**What the exercise asks:**
Every line of the material must be set down again without alteration.
____________________
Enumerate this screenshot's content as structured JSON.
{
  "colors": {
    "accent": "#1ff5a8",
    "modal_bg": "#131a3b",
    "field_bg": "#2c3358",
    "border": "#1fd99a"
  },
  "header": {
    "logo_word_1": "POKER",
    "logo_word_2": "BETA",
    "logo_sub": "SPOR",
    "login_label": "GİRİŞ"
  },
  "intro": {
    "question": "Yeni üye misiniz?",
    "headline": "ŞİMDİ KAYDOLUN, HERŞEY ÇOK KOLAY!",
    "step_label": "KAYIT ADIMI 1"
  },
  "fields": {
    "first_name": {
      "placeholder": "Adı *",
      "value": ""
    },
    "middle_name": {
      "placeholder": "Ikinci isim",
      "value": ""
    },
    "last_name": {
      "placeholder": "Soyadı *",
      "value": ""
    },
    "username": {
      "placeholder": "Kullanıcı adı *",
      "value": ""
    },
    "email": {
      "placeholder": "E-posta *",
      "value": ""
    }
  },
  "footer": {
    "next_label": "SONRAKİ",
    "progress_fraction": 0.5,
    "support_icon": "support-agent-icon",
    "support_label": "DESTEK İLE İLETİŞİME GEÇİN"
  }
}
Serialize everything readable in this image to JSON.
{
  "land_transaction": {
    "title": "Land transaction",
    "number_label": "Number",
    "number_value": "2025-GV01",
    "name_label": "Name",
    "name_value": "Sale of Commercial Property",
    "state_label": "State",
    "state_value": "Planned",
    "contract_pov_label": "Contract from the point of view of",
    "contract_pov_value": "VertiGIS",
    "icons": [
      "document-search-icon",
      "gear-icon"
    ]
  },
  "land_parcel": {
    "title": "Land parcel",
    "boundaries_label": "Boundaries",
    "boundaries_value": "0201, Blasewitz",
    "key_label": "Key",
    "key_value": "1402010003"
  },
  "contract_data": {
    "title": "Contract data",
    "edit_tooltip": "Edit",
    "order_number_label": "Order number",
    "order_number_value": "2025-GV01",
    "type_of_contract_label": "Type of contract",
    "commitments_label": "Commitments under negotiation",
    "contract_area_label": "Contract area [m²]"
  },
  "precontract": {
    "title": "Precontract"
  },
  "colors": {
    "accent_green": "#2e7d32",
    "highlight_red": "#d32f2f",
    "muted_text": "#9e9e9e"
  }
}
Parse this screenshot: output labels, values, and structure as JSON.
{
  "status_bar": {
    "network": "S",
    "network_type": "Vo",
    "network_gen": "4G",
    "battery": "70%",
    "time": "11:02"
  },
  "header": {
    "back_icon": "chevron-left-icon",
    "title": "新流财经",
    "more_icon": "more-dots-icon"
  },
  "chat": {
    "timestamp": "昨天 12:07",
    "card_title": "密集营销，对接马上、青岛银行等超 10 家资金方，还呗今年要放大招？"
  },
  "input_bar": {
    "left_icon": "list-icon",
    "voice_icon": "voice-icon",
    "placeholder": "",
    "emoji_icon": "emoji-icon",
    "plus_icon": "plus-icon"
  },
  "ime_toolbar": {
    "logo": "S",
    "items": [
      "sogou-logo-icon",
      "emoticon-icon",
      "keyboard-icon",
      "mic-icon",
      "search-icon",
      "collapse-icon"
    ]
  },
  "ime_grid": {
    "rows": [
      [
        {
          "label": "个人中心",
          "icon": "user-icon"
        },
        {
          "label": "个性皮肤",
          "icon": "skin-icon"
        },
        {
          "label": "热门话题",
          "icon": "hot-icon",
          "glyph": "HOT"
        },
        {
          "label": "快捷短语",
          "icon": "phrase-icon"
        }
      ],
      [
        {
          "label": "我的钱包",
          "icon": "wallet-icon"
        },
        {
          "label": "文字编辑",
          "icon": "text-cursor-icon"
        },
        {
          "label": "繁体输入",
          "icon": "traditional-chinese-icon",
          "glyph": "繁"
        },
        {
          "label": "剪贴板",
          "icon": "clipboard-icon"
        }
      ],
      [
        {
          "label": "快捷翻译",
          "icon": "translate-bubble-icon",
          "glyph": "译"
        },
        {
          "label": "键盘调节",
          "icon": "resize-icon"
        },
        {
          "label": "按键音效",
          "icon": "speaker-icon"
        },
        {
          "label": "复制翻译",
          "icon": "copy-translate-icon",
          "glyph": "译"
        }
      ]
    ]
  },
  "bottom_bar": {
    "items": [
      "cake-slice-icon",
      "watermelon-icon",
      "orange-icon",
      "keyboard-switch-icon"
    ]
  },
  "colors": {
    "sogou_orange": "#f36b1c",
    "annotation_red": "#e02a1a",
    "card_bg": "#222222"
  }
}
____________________
**Task result:**
Enumerate this screenshot's content as structured JSON.
{
  "colors": {
    "accent": "#1ff5a8",
    "modal_bg": "#131a3b",
    "field_bg": "#2c3358",
    "border": "#1fd99a"
  },
  "header": {
    "logo_word_1": "POKER",
    "logo_word_2": "BETA",
    "logo_sub": "SPOR",
    "login_label": "GİRİŞ"
  },
  "intro": {
    "question": "Yeni üye misiniz?",
    "headline": "ŞİMDİ KAYDOLUN, HERŞEY ÇOK KOLAY!",
    "step_label": "KAYIT ADIMI 1"
  },
  "fields": {
    "first_name": {
      "placeholder": "Adı *",
      "value": ""
    },
    "middle_name": {
      "placeholder": "Ikinci isim",
      "value": ""
    },
    "last_name": {
      "placeholder": "Soyadı *",
      "value": ""
    },
    "username": {
      "placeholder": "Kullanıcı adı *",
      "value": ""
    },
    "email": {
      "placeholder": "E-posta *",
      "value": ""
    }
  },
  "footer": {
    "next_label": "SONRAKİ",
    "progress_fraction": 0.5,
    "support_icon": "support-agent-icon",
    "support_label": "DESTEK İLE İLETİŞİME GEÇİN"
  }
}
Serialize everything readable in this image to JSON.
{
  "land_transaction": {
    "title": "Land transaction",
    "number_label": "Number",
    "number_value": "2025-GV01",
    "name_label": "Name",
    "name_value": "Sale of Commercial Property",
    "state_label": "State",
    "state_value": "Planned",
    "contract_pov_label": "Contract from the point of view of",
    "contract_pov_value": "VertiGIS",
    "icons": [
      "document-search-icon",
      "gear-icon"
    ]
  },
  "land_parcel": {
    "title": "Land parcel",
    "boundaries_label": "Boundaries",
    "boundaries_value": "0201, Blasewitz",
    "key_label": "Key",
    "key_value": "1402010003"
  },
  "contract_data": {
    "title": "Contract data",
    "edit_tooltip": "Edit",
    "order_number_label": "Order number",
    "order_number_value": "2025-GV01",
    "type_of_contract_label": "Type of contract",
    "commitments_label": "Commitments under negotiation",
    "contract_area_label": "Contract area [m²]"
  },
  "precontract": {
    "title": "Precontract"
  },
  "colors": {
    "accent_green": "#2e7d32",
    "highlight_red": "#d32f2f",
    "muted_text": "#9e9e9e"
  }
}
Parse this screenshot: output labels, values, and structure as JSON.
{
  "status_bar": {
    "network": "S",
    "network_type": "Vo",
    "network_gen": "4G",
    "battery": "70%",
    "time": "11:02"
  },
  "header": {
    "back_icon": "chevron-left-icon",
    "title": "新流财经",
    "more_icon": "more-dots-icon"
  },
  "chat": {
    "timestamp": "昨天 12:07",
    "card_title": "密集营销，对接马上、青岛银行等超 10 家资金方，还呗今年要放大招？"
  },
  "input_bar": {
    "left_icon": "list-icon",
    "voice_icon": "voice-icon",
    "placeholder": "",
    "emoji_icon": "emoji-icon",
    "plus_icon": "plus-icon"
  },
  "ime_toolbar": {
    "logo": "S",
    "items": [
      "sogou-logo-icon",
      "emoticon-icon",
      "keyboard-icon",
      "mic-icon",
      "search-icon",
      "collapse-icon"
    ]
  },
  "ime_grid": {
    "rows": [
      [
        {
          "label": "个人中心",
          "icon": "user-icon"
        },
        {
          "label": "个性皮肤",
          "icon": "skin-icon"
        },
        {
          "label": "热门话题",
          "icon": "hot-icon",
          "glyph": "HOT"
        },
        {
          "label": "快捷短语",
          "icon": "phrase-icon"
        }
      ],
      [
        {
          "label": "我的钱包",
          "icon": "wallet-icon"
        },
        {
          "label": "文字编辑",
          "icon": "text-cursor-icon"
        },
        {
          "label": "繁体输入",
          "icon": "traditional-chinese-icon",
          "glyph": "繁"
        },
        {
          "label": "剪贴板",
          "icon": "clipboard-icon"
        }
      ],
      [
        {
          "label": "快捷翻译",
          "icon": "translate-bubble-icon",
          "glyph": "译"
        },
        {
          "label": "键盘调节",
          "icon": "resize-icon"
        },
        {
          "label": "按键音效",
          "icon": "speaker-icon"
        },
        {
          "label": "复制翻译",
          "icon": "copy-translate-icon",
          "glyph": "译"
        }
      ]
    ]
  },
  "bottom_bar": {
    "items": [
      "cake-slice-icon",
      "watermelon-icon",
      "orange-icon",
      "keyboard-switch-icon"
    ]
  },
  "colors": {
    "sogou_orange": "#f36b1c",
    "annotation_red": "#e02a1a",
    "card_bg": "#222222"
  }
}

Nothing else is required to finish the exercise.